**Work to complete:** Give the records below again in full, exactly as written, but without any images.

**Source material:**

★ ★ ★ ★ ★ ★ ★

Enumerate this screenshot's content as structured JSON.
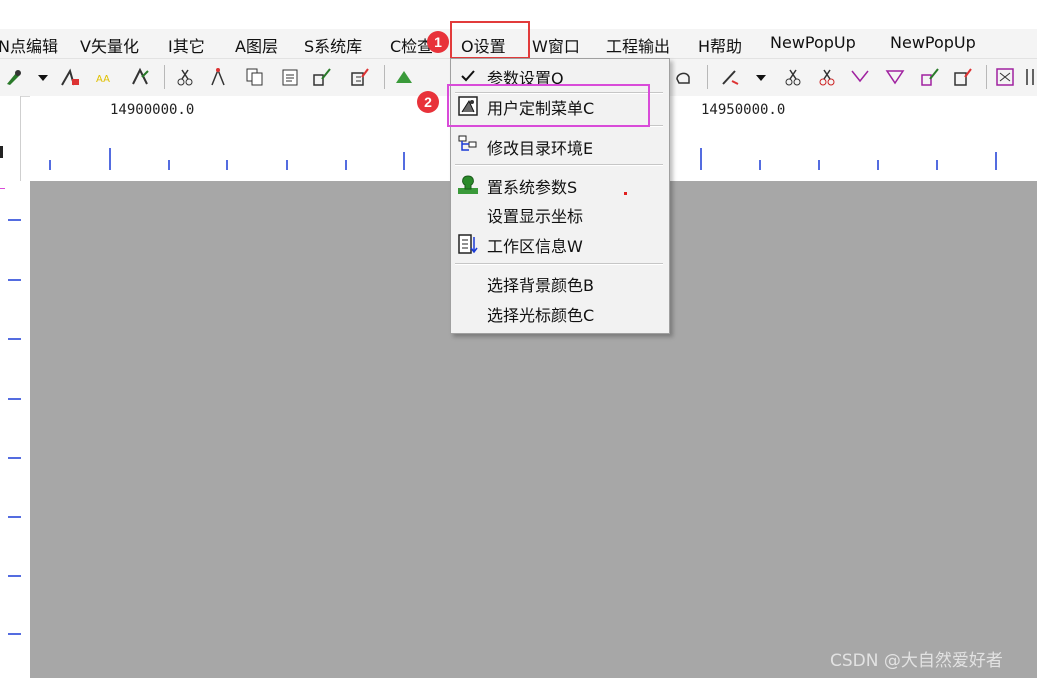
{
  "menubar": {
    "items": [
      {
        "label": "N点编辑"
      },
      {
        "label": "V矢量化"
      },
      {
        "label": "I其它"
      },
      {
        "label": "A图层"
      },
      {
        "label": "S系统库"
      },
      {
        "label": "C检查"
      },
      {
        "label": "O设置"
      },
      {
        "label": "W窗口"
      },
      {
        "label": "工程输出"
      },
      {
        "label": "H帮助"
      },
      {
        "label": "NewPopUp"
      },
      {
        "label": "NewPopUp"
      }
    ]
  },
  "ruler": {
    "labels": [
      "14900000.0",
      "14950000.0"
    ]
  },
  "dropdown": {
    "items": [
      {
        "label": "参数设置O",
        "checked": true
      },
      {
        "label": "用户定制菜单C"
      },
      {
        "label": "修改目录环境E"
      },
      {
        "label": "置系统参数S"
      },
      {
        "label": "设置显示坐标"
      },
      {
        "label": "工作区信息W"
      },
      {
        "label": "选择背景颜色B"
      },
      {
        "label": "选择光标颜色C"
      }
    ]
  },
  "annotations": {
    "step1": "1",
    "step2": "2"
  },
  "watermark": "CSDN @大自然爱好者",
  "colors": {
    "canvas": "#a7a7a7",
    "highlight_red": "#e23b3b",
    "highlight_magenta": "#d94bd9",
    "badge": "#e8323a"
  }
}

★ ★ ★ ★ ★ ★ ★

**Solution to this exercise:**
Enumerate this screenshot's content as structured JSON.
{
  "menubar": {
    "items": [
      {
        "label": "N点编辑"
      },
      {
        "label": "V矢量化"
      },
      {
        "label": "I其它"
      },
      {
        "label": "A图层"
      },
      {
        "label": "S系统库"
      },
      {
        "label": "C检查"
      },
      {
        "label": "O设置"
      },
      {
        "label": "W窗口"
      },
      {
        "label": "工程输出"
      },
      {
        "label": "H帮助"
      },
      {
        "label": "NewPopUp"
      },
      {
        "label": "NewPopUp"
      }
    ]
  },
  "ruler": {
    "labels": [
      "14900000.0",
      "14950000.0"
    ]
  },
  "dropdown": {
    "items": [
      {
        "label": "参数设置O",
        "checked": true
      },
      {
        "label": "用户定制菜单C"
      },
      {
        "label": "修改目录环境E"
      },
      {
        "label": "置系统参数S"
      },
      {
        "label": "设置显示坐标"
      },
      {
        "label": "工作区信息W"
      },
      {
        "label": "选择背景颜色B"
      },
      {
        "label": "选择光标颜色C"
      }
    ]
  },
  "annotations": {
    "step1": "1",
    "step2": "2"
  },
  "watermark": "CSDN @大自然爱好者",
  "colors": {
    "canvas": "#a7a7a7",
    "highlight_red": "#e23b3b",
    "highlight_magenta": "#d94bd9",
    "badge": "#e8323a"
  }
}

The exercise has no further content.